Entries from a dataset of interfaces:
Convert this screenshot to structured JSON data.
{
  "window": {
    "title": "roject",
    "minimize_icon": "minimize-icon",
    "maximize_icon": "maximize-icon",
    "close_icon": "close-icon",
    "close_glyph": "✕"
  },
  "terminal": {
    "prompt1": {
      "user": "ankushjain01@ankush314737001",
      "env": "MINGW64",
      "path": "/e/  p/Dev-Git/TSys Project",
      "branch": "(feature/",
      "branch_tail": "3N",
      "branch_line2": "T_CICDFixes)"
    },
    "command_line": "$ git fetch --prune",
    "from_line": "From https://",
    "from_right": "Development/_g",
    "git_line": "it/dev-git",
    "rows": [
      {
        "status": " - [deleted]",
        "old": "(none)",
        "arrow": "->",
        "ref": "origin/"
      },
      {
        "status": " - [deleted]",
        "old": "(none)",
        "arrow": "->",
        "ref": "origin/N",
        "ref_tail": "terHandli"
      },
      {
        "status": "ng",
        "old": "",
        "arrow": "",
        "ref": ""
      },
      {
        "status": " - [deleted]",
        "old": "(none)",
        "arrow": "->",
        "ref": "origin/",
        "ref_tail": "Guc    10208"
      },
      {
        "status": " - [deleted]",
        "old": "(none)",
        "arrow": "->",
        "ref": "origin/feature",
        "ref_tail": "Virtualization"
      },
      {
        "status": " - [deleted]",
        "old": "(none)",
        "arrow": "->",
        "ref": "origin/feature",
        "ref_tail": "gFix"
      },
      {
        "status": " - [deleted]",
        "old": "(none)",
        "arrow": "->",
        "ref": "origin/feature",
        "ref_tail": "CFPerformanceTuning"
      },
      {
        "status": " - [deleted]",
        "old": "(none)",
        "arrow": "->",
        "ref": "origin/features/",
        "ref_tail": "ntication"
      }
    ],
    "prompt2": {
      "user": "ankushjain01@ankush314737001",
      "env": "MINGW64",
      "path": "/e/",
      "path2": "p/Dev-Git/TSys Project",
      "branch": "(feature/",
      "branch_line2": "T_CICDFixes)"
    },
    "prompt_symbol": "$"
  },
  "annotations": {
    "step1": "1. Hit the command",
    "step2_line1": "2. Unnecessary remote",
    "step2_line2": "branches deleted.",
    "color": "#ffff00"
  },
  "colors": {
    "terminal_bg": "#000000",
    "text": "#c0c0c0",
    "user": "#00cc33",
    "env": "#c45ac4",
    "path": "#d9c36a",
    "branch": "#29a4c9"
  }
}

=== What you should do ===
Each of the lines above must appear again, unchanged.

=== Solution ===
Convert this screenshot to structured JSON data.
{
  "window": {
    "title": "roject",
    "minimize_icon": "minimize-icon",
    "maximize_icon": "maximize-icon",
    "close_icon": "close-icon",
    "close_glyph": "✕"
  },
  "terminal": {
    "prompt1": {
      "user": "ankushjain01@ankush314737001",
      "env": "MINGW64",
      "path": "/e/  p/Dev-Git/TSys Project",
      "branch": "(feature/",
      "branch_tail": "3N",
      "branch_line2": "T_CICDFixes)"
    },
    "command_line": "$ git fetch --prune",
    "from_line": "From https://",
    "from_right": "Development/_g",
    "git_line": "it/dev-git",
    "rows": [
      {
        "status": " - [deleted]",
        "old": "(none)",
        "arrow": "->",
        "ref": "origin/"
      },
      {
        "status": " - [deleted]",
        "old": "(none)",
        "arrow": "->",
        "ref": "origin/N",
        "ref_tail": "terHandli"
      },
      {
        "status": "ng",
        "old": "",
        "arrow": "",
        "ref": ""
      },
      {
        "status": " - [deleted]",
        "old": "(none)",
        "arrow": "->",
        "ref": "origin/",
        "ref_tail": "Guc    10208"
      },
      {
        "status": " - [deleted]",
        "old": "(none)",
        "arrow": "->",
        "ref": "origin/feature",
        "ref_tail": "Virtualization"
      },
      {
        "status": " - [deleted]",
        "old": "(none)",
        "arrow": "->",
        "ref": "origin/feature",
        "ref_tail": "gFix"
      },
      {
        "status": " - [deleted]",
        "old": "(none)",
        "arrow": "->",
        "ref": "origin/feature",
        "ref_tail": "CFPerformanceTuning"
      },
      {
        "status": " - [deleted]",
        "old": "(none)",
        "arrow": "->",
        "ref": "origin/features/",
        "ref_tail": "ntication"
      }
    ],
    "prompt2": {
      "user": "ankushjain01@ankush314737001",
      "env": "MINGW64",
      "path": "/e/",
      "path2": "p/Dev-Git/TSys Project",
      "branch": "(feature/",
      "branch_line2": "T_CICDFixes)"
    },
    "prompt_symbol": "$"
  },
  "annotations": {
    "step1": "1. Hit the command",
    "step2_line1": "2. Unnecessary remote",
    "step2_line2": "branches deleted.",
    "color": "#ffff00"
  },
  "colors": {
    "terminal_bg": "#000000",
    "text": "#c0c0c0",
    "user": "#00cc33",
    "env": "#c45ac4",
    "path": "#d9c36a",
    "branch": "#29a4c9"
  }
}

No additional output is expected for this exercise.